The automotive press wasn’t kind to the previous generation of BMW’s 7-Series, the largest sedan in the company’s lineup. Its odd posterior gave it a misshapen look, as if several different people in different rooms designed the back of the car without talking to each other.
The car itself was good, and sold reasonably well. But the new version of the car is much more attractive from any angle, and offers lots of fun and useful technology. If you’re in the market for an import car in the upper five-figure range of the price scale, the big Bimmer should be on your shopping list.
Recently, I got to get behind the wheel of a 750Li, the long wheelbase version of the 7-series with a twin-turbo V8 under the hood and BMW’s X-Drive all wheel drive system. The car is also available in a standard wheelbase with that engine, as well as a lower-priced 740i with six cylinder power, a V-12 version called the 760 (long wheelbase only), and finally an ActiveHybrid model that offers blistering performance with a slight tinge of green.

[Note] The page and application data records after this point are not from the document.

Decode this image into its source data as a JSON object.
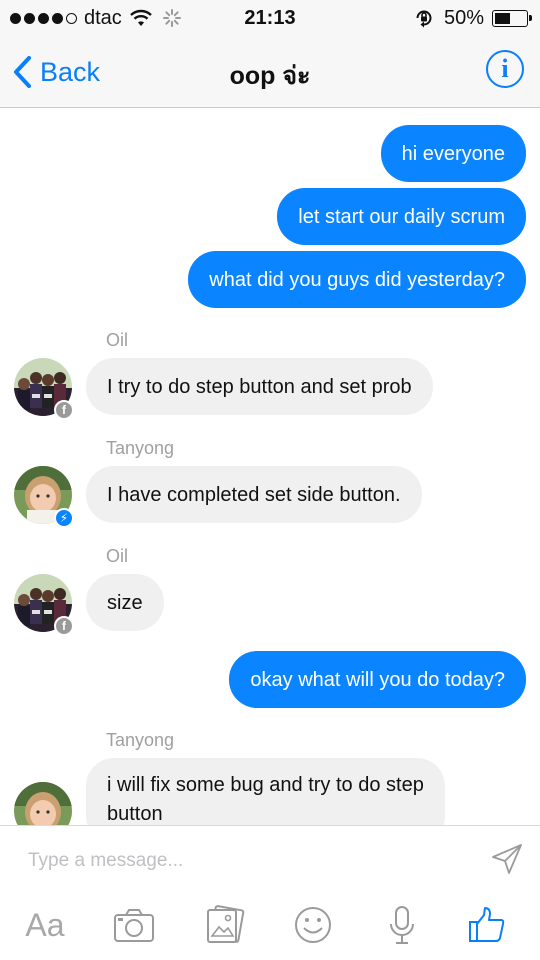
{
  "status_bar": {
    "carrier": "dtac",
    "time": "21:13",
    "battery_percent": "50%",
    "battery_level": 0.5,
    "signal_bars_filled": 4,
    "signal_bars_total": 5
  },
  "nav": {
    "back_label": "Back",
    "title": "oop จ่ะ",
    "info_label": "i"
  },
  "messages": [
    {
      "type": "outgoing",
      "text": "hi everyone"
    },
    {
      "type": "outgoing",
      "text": "let start our daily scrum"
    },
    {
      "type": "outgoing",
      "text": "what did you guys did yesterday?"
    },
    {
      "type": "incoming",
      "sender": "Oil",
      "text": "I try to do step button and set prob",
      "avatar": "group-photo",
      "badge": "facebook"
    },
    {
      "type": "incoming",
      "sender": "Tanyong",
      "text": "I have completed set side button.",
      "avatar": "person-photo",
      "badge": "messenger"
    },
    {
      "type": "incoming",
      "sender": "Oil",
      "text": "size",
      "avatar": "group-photo",
      "badge": "facebook"
    },
    {
      "type": "outgoing",
      "text": "okay what will you do today?"
    },
    {
      "type": "incoming",
      "sender": "Tanyong",
      "text_line1": "i will fix some bug and try to do step",
      "text_line2": "button",
      "avatar": "person-photo",
      "badge": "messenger"
    }
  ],
  "composer": {
    "placeholder": "Type a message...",
    "text_tool_label": "Aa",
    "icons": [
      "send-icon",
      "camera-icon",
      "photo-gallery-icon",
      "emoji-icon",
      "microphone-icon",
      "like-thumb-icon"
    ]
  },
  "colors": {
    "accent": "#0a7ffb",
    "outgoing_bubble": "#0a84ff",
    "incoming_bubble": "#f0f0f0",
    "sender_name": "#a0a0a0"
  }
}
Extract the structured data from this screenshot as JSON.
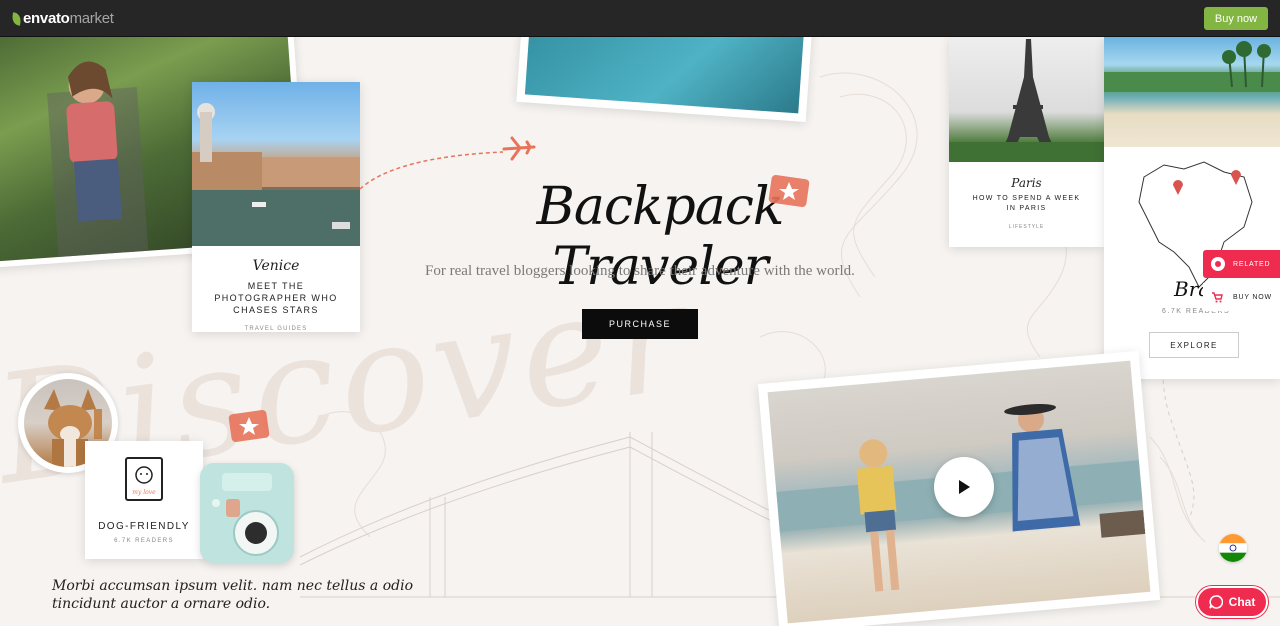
{
  "topbar": {
    "logo_bold": "envato",
    "logo_light": "market",
    "buy_label": "Buy now"
  },
  "hero": {
    "title": "Backpack Traveler",
    "subtitle": "For real travel bloggers looking to share their adventure with the world.",
    "purchase_label": "PURCHASE",
    "discover": "Discover"
  },
  "venice": {
    "script": "Venice",
    "title": "MEET THE PHOTOGRAPHER WHO CHASES STARS",
    "category": "TRAVEL GUIDES"
  },
  "paris": {
    "script": "Paris",
    "title": "HOW TO SPEND A WEEK IN PARIS",
    "category": "LIFESTYLE"
  },
  "brazil": {
    "script": "Bra",
    "readers": "6.7K READERS",
    "explore_label": "EXPLORE"
  },
  "side": {
    "related_label": "RELATED",
    "buy_label": "BUY NOW"
  },
  "dog": {
    "title": "DOG-FRIENDLY",
    "readers": "6.7K READERS",
    "icon_text": "my love"
  },
  "note": {
    "line1": "Morbi accumsan ipsum velit. nam nec tellus a odio",
    "line2": "tincidunt auctor a ornare odio."
  },
  "chat": {
    "label": "Chat"
  },
  "colors": {
    "accent": "#ef2c4f",
    "envato_green": "#82b541",
    "topbar": "#262626",
    "stamp": "#e8735a"
  }
}
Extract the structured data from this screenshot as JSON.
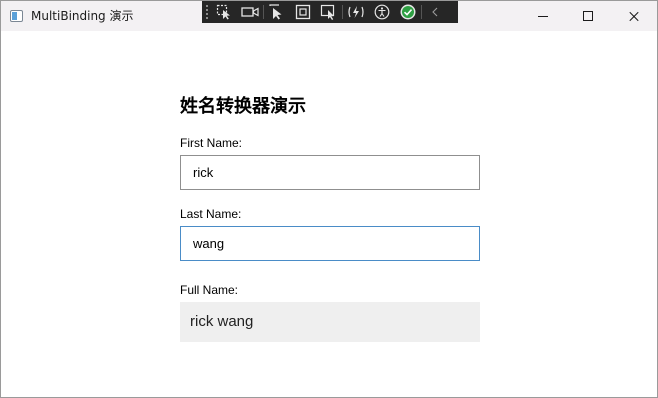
{
  "window": {
    "title": "MultiBinding 演示"
  },
  "debug_toolbar": {
    "items": [
      "select-element-icon",
      "video-icon",
      "pointer-icon",
      "frame-icon",
      "track-focus-icon",
      "hot-reload-icon",
      "accessibility-icon",
      "check-icon",
      "collapse-icon"
    ]
  },
  "form": {
    "heading": "姓名转换器演示",
    "first_name_label": "First Name:",
    "first_name_value": "rick",
    "last_name_label": "Last Name:",
    "last_name_value": "wang",
    "full_name_label": "Full Name:",
    "full_name_value": "rick wang"
  },
  "colors": {
    "focus_border": "#4a8cc7",
    "readonly_background": "#efefef",
    "check_green": "#2ea043"
  }
}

This car sits in a very competitive class, with flagship sedans from Mercedes-Benz, Jaguar, Lexus and Audi all vying for the dollars of upscale car shoppers. Naturally, the 750 competes well with all the typical features expected in the class. Luxury in everything you touch — as well as technology in everything that assists your driving — is here in abundance, either standard or as part of option packages that can create a huge jump from the base price to the final tab.
A huge improvement has been made in what BMW calls i-Drive, the rotary knob on the console that controls pretty much every function related to operating the car’s systems. The first generation of i-Drive (which was launched on an earlier 7-Series) proved to be very complex to operate. Each generation of the system has been given additional buttons near the control knob to the point that it’s now very user-friendly. After only a couple of days in the car, I found it to be a breeze to switch between the different functions.

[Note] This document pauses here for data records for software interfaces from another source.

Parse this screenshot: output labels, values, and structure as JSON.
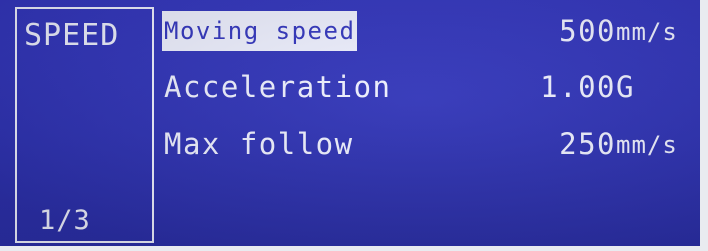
{
  "panel": {
    "title": "SPEED",
    "page": "1/3"
  },
  "settings": [
    {
      "label": "Moving speed",
      "value": "500",
      "unit": "mm/s",
      "selected": true
    },
    {
      "label": "Acceleration",
      "value": "1.00",
      "unit": "G",
      "selected": false
    },
    {
      "label": "Max follow",
      "value": "250",
      "unit": "mm/s",
      "selected": false
    }
  ],
  "colors": {
    "screen_background": "#3437bf",
    "text": "#eef0ff",
    "selection_highlight": "#eef0ff"
  }
}
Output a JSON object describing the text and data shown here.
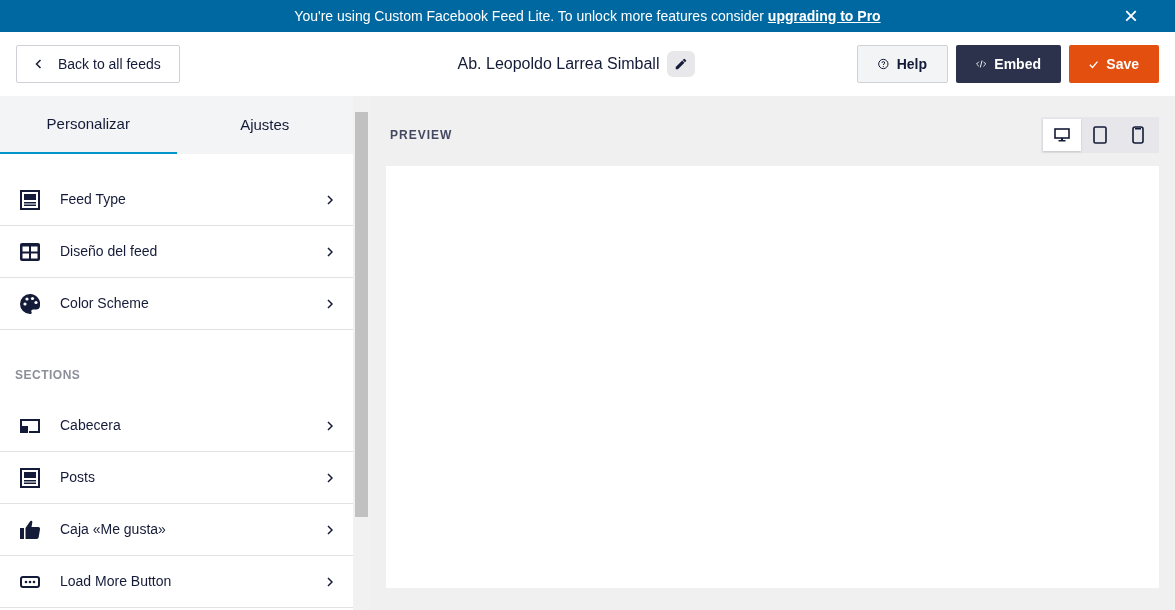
{
  "banner": {
    "text": "You're using Custom Facebook Feed Lite. To unlock more features consider",
    "link": "upgrading to Pro",
    "close": "×"
  },
  "header": {
    "back": "Back to all feeds",
    "title": "Ab. Leopoldo Larrea Simball",
    "buttons": [
      {
        "kind": "help",
        "label": "Help"
      },
      {
        "kind": "embed",
        "label": "Embed"
      },
      {
        "kind": "save",
        "label": "Save"
      }
    ]
  },
  "tabs": [
    {
      "label": "Personalizar",
      "selected": true
    },
    {
      "label": "Ajustes",
      "selected": false
    }
  ],
  "menu": [
    {
      "kind": "post",
      "label": "Feed Type"
    },
    {
      "kind": "grid",
      "label": "Diseño del feed"
    },
    {
      "kind": "palette",
      "label": "Color Scheme"
    }
  ],
  "sections": {
    "heading": "SECTIONS",
    "items": [
      {
        "kind": "header",
        "label": "Cabecera"
      },
      {
        "kind": "post",
        "label": "Posts"
      },
      {
        "kind": "thumb",
        "label": "Caja «Me gusta»"
      },
      {
        "kind": "dots",
        "label": "Load More Button"
      }
    ]
  },
  "preview": {
    "heading": "PREVIEW",
    "devices": [
      {
        "kind": "desktop",
        "selected": true
      },
      {
        "kind": "tablet",
        "selected": false
      },
      {
        "kind": "phone",
        "selected": false
      }
    ]
  }
}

Another cool feature of the 750 is a chassis management system called Driving Dynamics Control, which allows you to select how the suspension and engine management will be set for how you’d like the car to respond. Normal mode is the default setting, while Sport tightens things up a bit for more spirited driving. Sport+ takes it a bit further, with the transmission holding gears in corners and delaying upshifting or downshifting if it detects that you’re hot-rodding around a little.

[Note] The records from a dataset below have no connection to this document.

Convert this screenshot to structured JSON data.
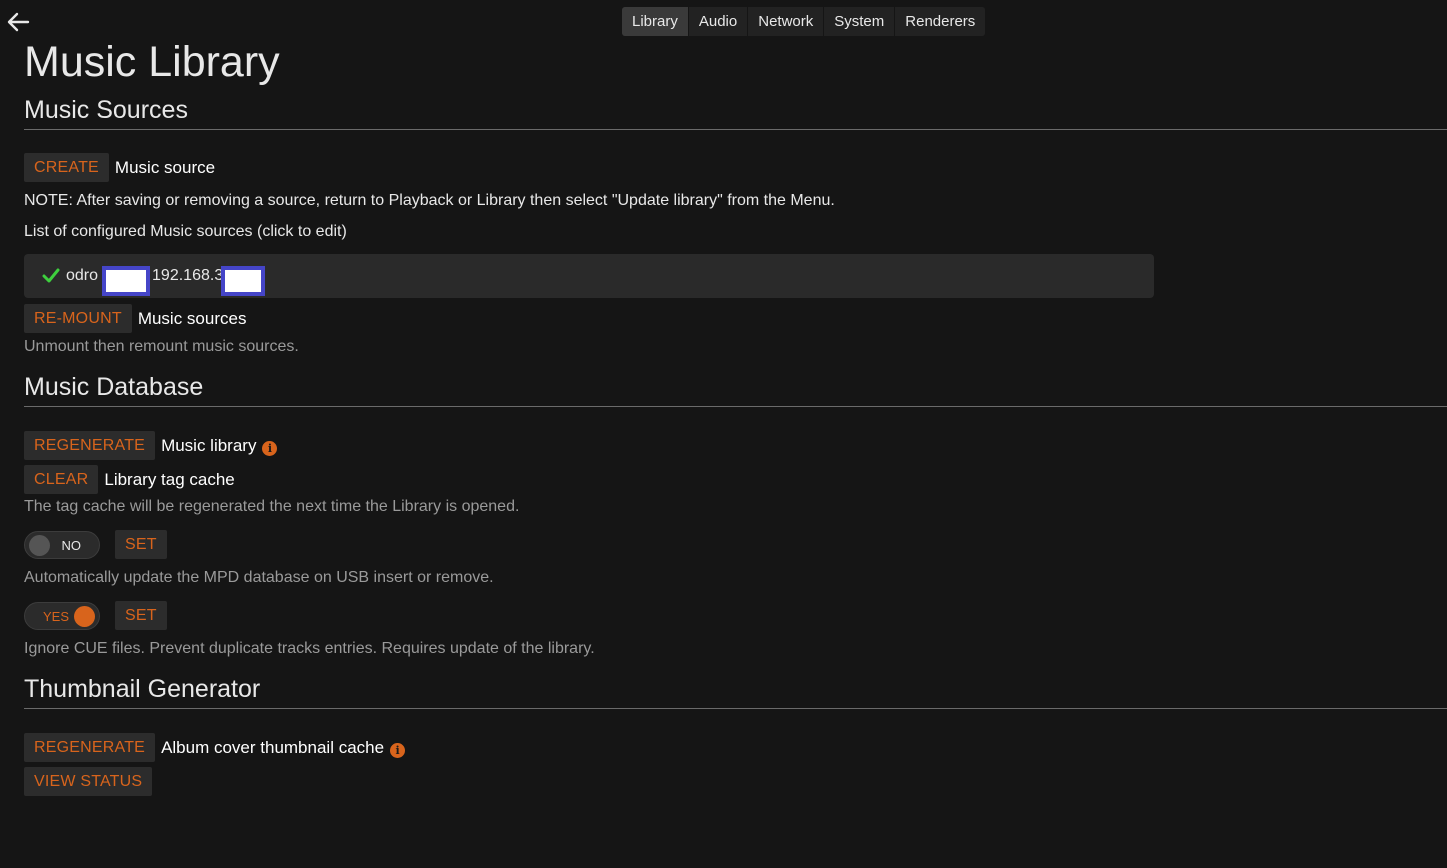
{
  "nav": {
    "tabs": [
      {
        "label": "Library"
      },
      {
        "label": "Audio"
      },
      {
        "label": "Network"
      },
      {
        "label": "System"
      },
      {
        "label": "Renderers"
      }
    ]
  },
  "page": {
    "title": "Music Library"
  },
  "music_sources": {
    "heading": "Music Sources",
    "create_button": "CREATE",
    "create_label": "Music source",
    "note": "NOTE: After saving or removing a source, return to Playback or Library then select \"Update library\" from the Menu.",
    "list_caption": "List of configured Music sources (click to edit)",
    "source_name": "odro",
    "source_ip": "192.168.3",
    "remount_button": "RE-MOUNT",
    "remount_label": "Music sources",
    "remount_help": "Unmount then remount music sources."
  },
  "music_database": {
    "heading": "Music Database",
    "regenerate_button": "REGENERATE",
    "regenerate_label": "Music library",
    "clear_button": "CLEAR",
    "clear_label": "Library tag cache",
    "clear_help": "The tag cache will be regenerated the next time the Library is opened.",
    "usb_toggle_label": "NO",
    "usb_set_button": "SET",
    "usb_help": "Automatically update the MPD database on USB insert or remove.",
    "cue_toggle_label": "YES",
    "cue_set_button": "SET",
    "cue_help": "Ignore CUE files. Prevent duplicate tracks entries. Requires update of the library."
  },
  "thumbnail_generator": {
    "heading": "Thumbnail Generator",
    "regenerate_button": "REGENERATE",
    "regenerate_label": "Album cover thumbnail cache",
    "view_status_button": "VIEW STATUS"
  },
  "colors": {
    "accent": "#d8641c",
    "background": "#151515",
    "check": "#3ecf3e"
  }
}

Considering the 750Li’s size and weight, the Sport mode really makes it feel much smaller and sportier. I flicked it into Sport before entering one of my favorite local freeway onramps, a multi-apex squared-off cloverleaf with almost no banking. The clever chassis system combined with the all wheel drive to make the big car just dance right through it with hardly any protest from the tires.
Other little pieces of engineering abound. For example, the doors are held open by a clever hydraulic arrangement that lets them stay partially open, even on a slight incline. You move the door to where you want it (just clear of that car in the next parking space, for example) and it just stays in position until you decide to close it.
Prices for this big BMW range from $71,025 (740i) to $137,000 (760Li). My 750Li X-Drive started at $89,775 but was piled with options (and a $1,300 gas guzzler tax) to the tune of $106,075. Not cheap, but to many, money well spent.
I’ll see you down the road.
Dave Kunz is the automotive reporter at KABC-TV Channel 7 and can be heard on “The Car Show” Saturdays at 9 a.m. on KPFK, 90.7 FM. E-mail Dave at TVCarz @ pacbell.net.